A blitz for biology: Mapping B.C.'s wildlife to mark Canada 150
Surveys in Stanley Park, Howe Sound add to catalogue of species
Professional biologists and casual nature lovers are heading into the woods and out on the water this weekend, hoping to create a catalogue of B.C.'s wildlife.
The events are part of BioBlitz Canada 150, a nationwide effort to document the species that inhabit Canada's wilderness.
About a dozen people sailed down Howe Sound on Saturday, taking pictures of seals, ducks and mink for the collection.
"For us, understanding biodiversity in an area can really help us understand what species live there, but also what the threats and needs of the species may be," said Carla Crossman, a biologist with Ocean Wise.
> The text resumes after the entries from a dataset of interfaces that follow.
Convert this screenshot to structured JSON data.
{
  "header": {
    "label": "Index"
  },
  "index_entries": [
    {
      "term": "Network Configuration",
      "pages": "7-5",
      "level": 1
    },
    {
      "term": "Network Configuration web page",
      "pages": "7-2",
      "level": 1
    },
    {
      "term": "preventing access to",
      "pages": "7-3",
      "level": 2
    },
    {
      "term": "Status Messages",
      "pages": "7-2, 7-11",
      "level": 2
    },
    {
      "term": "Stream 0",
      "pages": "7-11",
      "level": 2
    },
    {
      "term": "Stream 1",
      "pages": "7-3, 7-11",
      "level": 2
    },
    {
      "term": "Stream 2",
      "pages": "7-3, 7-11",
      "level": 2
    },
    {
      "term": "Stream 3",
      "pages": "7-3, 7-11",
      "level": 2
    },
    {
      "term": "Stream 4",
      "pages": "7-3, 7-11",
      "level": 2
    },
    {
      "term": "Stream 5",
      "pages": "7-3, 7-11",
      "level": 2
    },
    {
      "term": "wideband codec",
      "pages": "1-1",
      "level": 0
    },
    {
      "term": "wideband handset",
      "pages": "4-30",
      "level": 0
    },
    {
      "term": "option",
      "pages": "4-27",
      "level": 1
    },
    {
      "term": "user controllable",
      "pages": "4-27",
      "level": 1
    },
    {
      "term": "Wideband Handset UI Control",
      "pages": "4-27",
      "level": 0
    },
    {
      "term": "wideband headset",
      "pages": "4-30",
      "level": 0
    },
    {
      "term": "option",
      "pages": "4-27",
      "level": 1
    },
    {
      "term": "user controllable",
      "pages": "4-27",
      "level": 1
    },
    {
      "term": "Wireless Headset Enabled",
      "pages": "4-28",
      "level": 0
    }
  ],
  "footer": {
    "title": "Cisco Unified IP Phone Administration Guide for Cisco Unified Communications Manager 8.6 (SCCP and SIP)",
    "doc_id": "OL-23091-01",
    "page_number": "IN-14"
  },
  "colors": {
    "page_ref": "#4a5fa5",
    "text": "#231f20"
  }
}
More than 18 species of bird were spotted during the marine survey.
Stanley Park events open to all
The Howe Sound blitz wasn't open to the public, but the Stanley Park Ecology Society scheduled events all day Saturday and Sunday for families and amateur naturalists who want to help experts and learn a bit along the way.
Great day at Stanley Park's <a href="https://twitter.com/hashtag/bioblitz150?src=hash">#bioblitz150</a> ! Great to see so many groups out here, talking about nature and wild life. <a href="https://t.co/KNSaewEFVO">pic.twitter.com/KNSaewEFVO</a>—@WatershedWatch_
Elizabeth Gammell, national coordinator for BioBlitz Canada, said findings will be used as benchmarks for future scientific research and conservation.
The Stanley Park survey is one of five flagship blitzes in urban areas across the country this year. In all, 35 surveys are planned. Photos and locations for each species will be uploaded into an online database.
With files from Brenna Rose